Released in tandem with an Amazon Studios documentary, “Chasing Happiness,” and its emotional, rags-to-riches tale of fraternity gone asunder (then, obviously back to brotherly bliss, again), there are many things to be learned from “Happiness Begins,” the first new Jonas Brothers album in 10 years.
The band’s fifth studio album, and its first unified effort following 2009’s “Lines, Vines and Trying Times,” proves Kevin, Joe and Nick never lost the familial vibe — harmonic and intuitive — that came from growing up and bedding down in cramped quarters. The same soulful domesticity that charmed Disney listeners in the days of “Camp Rock” and “Year 3000” is gloriously intact in the present, despite Nick and Joe having dicked over Kevin over for a time surrounding their initial breakup. Watch the slick and exquisitely paced-for-maximum-impact documentary and you’ll actually hate the other two bro-singers for making Kevin sad.

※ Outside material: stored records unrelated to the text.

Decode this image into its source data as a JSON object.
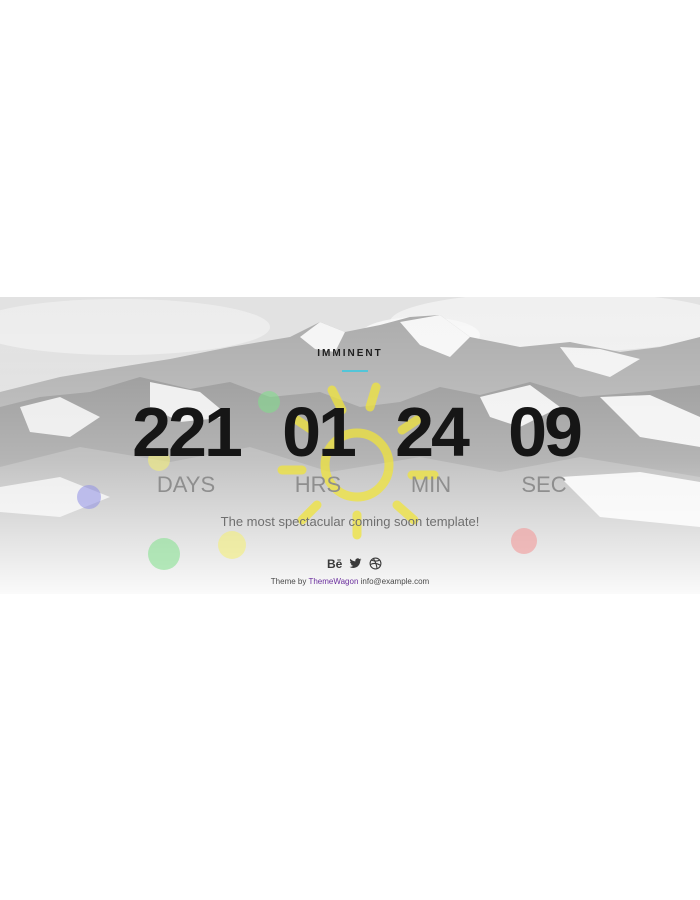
{
  "brand": {
    "title": "IMMINENT",
    "accent": "#53c5d8"
  },
  "countdown": [
    {
      "value": "221",
      "label": "DAYS"
    },
    {
      "value": "01",
      "label": "HRS"
    },
    {
      "value": "24",
      "label": "MIN"
    },
    {
      "value": "09",
      "label": "SEC"
    }
  ],
  "tagline": "The most spectacular coming soon template!",
  "social": [
    {
      "icon": "behance-icon",
      "glyph": "Bē"
    },
    {
      "icon": "twitter-icon"
    },
    {
      "icon": "dribbble-icon"
    }
  ],
  "footer": {
    "prefix": "Theme by",
    "link_text": "ThemeWagon",
    "email": "info@example.com",
    "link_color": "#6b2f9e"
  },
  "colors": {
    "bubble_blue": "#8f8fe6",
    "bubble_green": "#7fe08a",
    "bubble_yellow": "#f4ef7a",
    "bubble_red": "#f29a9a",
    "sun_yellow": "#f0e43c"
  }
}
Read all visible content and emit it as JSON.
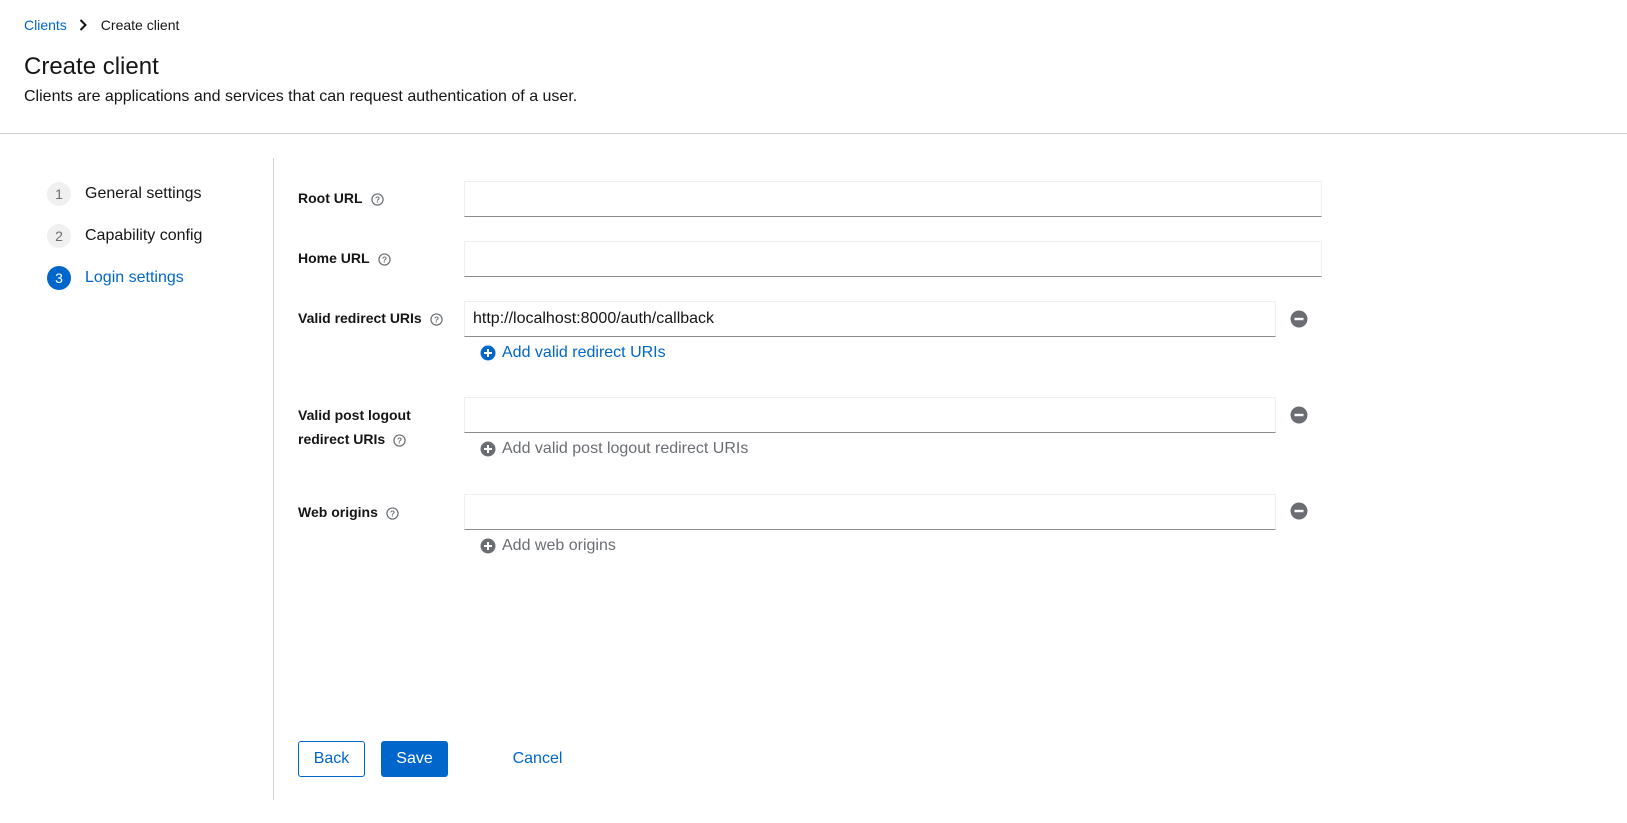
{
  "breadcrumb": {
    "parent": "Clients",
    "current": "Create client"
  },
  "header": {
    "title": "Create client",
    "description": "Clients are applications and services that can request authentication of a user."
  },
  "wizard": {
    "steps": [
      {
        "num": "1",
        "label": "General settings",
        "active": false
      },
      {
        "num": "2",
        "label": "Capability config",
        "active": false
      },
      {
        "num": "3",
        "label": "Login settings",
        "active": true
      }
    ]
  },
  "form": {
    "root_url": {
      "label": "Root URL",
      "value": ""
    },
    "home_url": {
      "label": "Home URL",
      "value": ""
    },
    "valid_redirect": {
      "label": "Valid redirect URIs",
      "value": "http://localhost:8000/auth/callback",
      "add_label": "Add valid redirect URIs"
    },
    "post_logout": {
      "label_line1": "Valid post logout",
      "label_line2": "redirect URIs",
      "value": "",
      "add_label": "Add valid post logout redirect URIs"
    },
    "web_origins": {
      "label": "Web origins",
      "value": "",
      "add_label": "Add web origins"
    }
  },
  "buttons": {
    "back": "Back",
    "save": "Save",
    "cancel": "Cancel"
  },
  "colors": {
    "accent": "#0066cc",
    "disabled": "#6a6e73",
    "border": "#d2d2d2"
  },
  "icons": {
    "help": "help-circle-icon",
    "remove": "minus-circle-icon",
    "add": "plus-circle-icon",
    "breadcrumb_sep": "chevron-right-icon"
  }
}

Then again, it is exactly such dramatic ire that gives the new and improved Jonas Brothers’ “Happiness Begins” its much needed edge and oomph (say, on the over-not-over, sorry-not-sorry lyrical twists of “Happy When I’m Sad”). Because, oddly enough, if you reached under the slickly painted hood of smash albums such as 2006’s “A Little Bit Longer,” you found a damned fine, quirky power-pop band, a Raspberries with richer harmonies, sharper lead vocals and epic contagion as its principle weapon.
What the Jonas trio have become — mostly — on their newest album is a less complexly melodic, nu-soul unit more in line with Nick Jonas’ solo career and minor hits of his such as “Jealous,” with touches of Joe’s weird disco outfit, DNCE, for good measure. Rather than find tight, crisp, new wave pop as an album’s signature, “Happiness Begins” gives the listener relaxed-fit funk and brushed cottony electro-soaked R&B to go with its pop DNA.
Think three maxed-out Zayn Maliks, or Hall & Oates updated for the Ryan Tedder set, and you’re halfway there when it comes to the fine, refreshed Jonas-es. Oddly enough (not really), it is the songwriter, producer, and singer of OneRepublic, Tedder, behind the knobs and sleek twiddlings of “Happiness Begins.”
With fellow producers Shellback (from Ariana Grande and Maroon 5’s camp) on “Only Human,” Greg Kurstin (Paul McCartney, Pink) on “I Believe” and “Every Single Time,” and a mini-slew of smash hit scribes, Tedder and the songwriting Jonases craft an hermetically sealed and soulfully poptimistic work that compels you to respect the J-Bros beyond their past Disney-fied boy-band successes.
Calling “Happiness Begins” soulful doesn’t mean their album lacks for the Jonases’ usual new wave power pop floss. The slow, jacked-up synths of “I Believe” — Nick’s love note to bride Priyanka Chopra — is as much Yazoo-y as it is Drake-ian. (Joe gets his own love letter to wife Sophie Turner in the hot house “Hesitate.”)
Each dense poppy layer and texture of “Every Single Time” is so rich and sweet, this reviewer was in a cocoa-sugar rush by tune’s finale. The ever-so-slightly Auto Tune-provoked “Cool” and its mix of gorgeous harmony vocals, fuzzy guitars and down-tempo pulses could be the best male impersonation of the best that Taylor Swift has to offer. Even the clickety clacking “Sucker” with its whistles, buzzes and bounce is as much old school David Essex as it is minimalist nu-dance music.
“Happiness Begins” is not an album without clinkers (the saccharine “Strangers”) or flatlines (the so-so “Love Her”). Then again, the low points are so few-and-far-between that they’re nearly forgotten once you get to the zesty, one-two punch finale of “Rollercoaster” and “Comeback.” For each hotly produced track tells a tale as torrid as it is tragic with romantically reminiscent takes on what it genuinely (aw) means to be a happy family with as many bumps and bruises as it has harmonies and victories.
Yeah, the Jonas Brothers are back, and just in time to show the BTSes of the world how it’s really done.
The Jonas Brothers